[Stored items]
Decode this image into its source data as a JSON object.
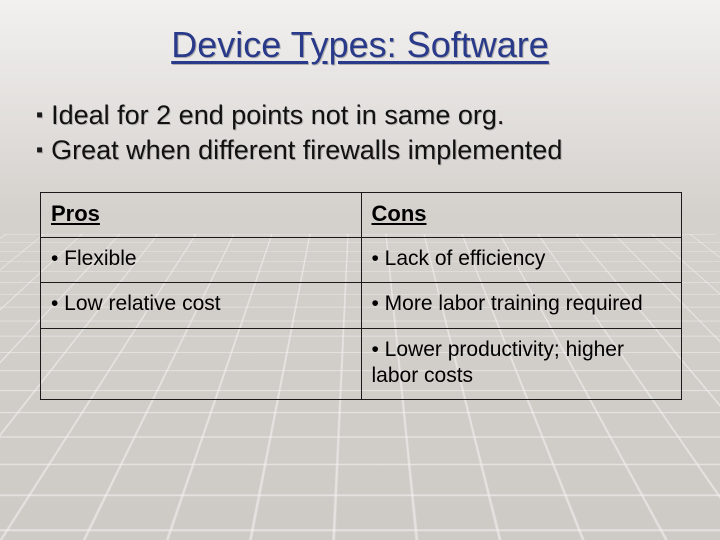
{
  "title": "Device Types: Software",
  "bullets": [
    "Ideal for 2 end points not in same org.",
    "Great when different firewalls implemented"
  ],
  "table": {
    "headers": {
      "pros": "Pros",
      "cons": "Cons"
    },
    "rows": [
      {
        "pro": "• Flexible",
        "con": "• Lack of efficiency"
      },
      {
        "pro": "• Low relative cost",
        "con": "• More labor training required"
      },
      {
        "pro": "",
        "con": "• Lower productivity; higher labor costs"
      }
    ]
  }
}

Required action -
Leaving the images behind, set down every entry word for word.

Response below -
Decode this image into its source data as a JSON object.
{
  "title": "Device Types: Software",
  "bullets": [
    "Ideal for 2 end points not in same org.",
    "Great when different firewalls implemented"
  ],
  "table": {
    "headers": {
      "pros": "Pros",
      "cons": "Cons"
    },
    "rows": [
      {
        "pro": "• Flexible",
        "con": "• Lack of efficiency"
      },
      {
        "pro": "• Low relative cost",
        "con": "• More labor training required"
      },
      {
        "pro": "",
        "con": "• Lower productivity; higher labor costs"
      }
    ]
  }
}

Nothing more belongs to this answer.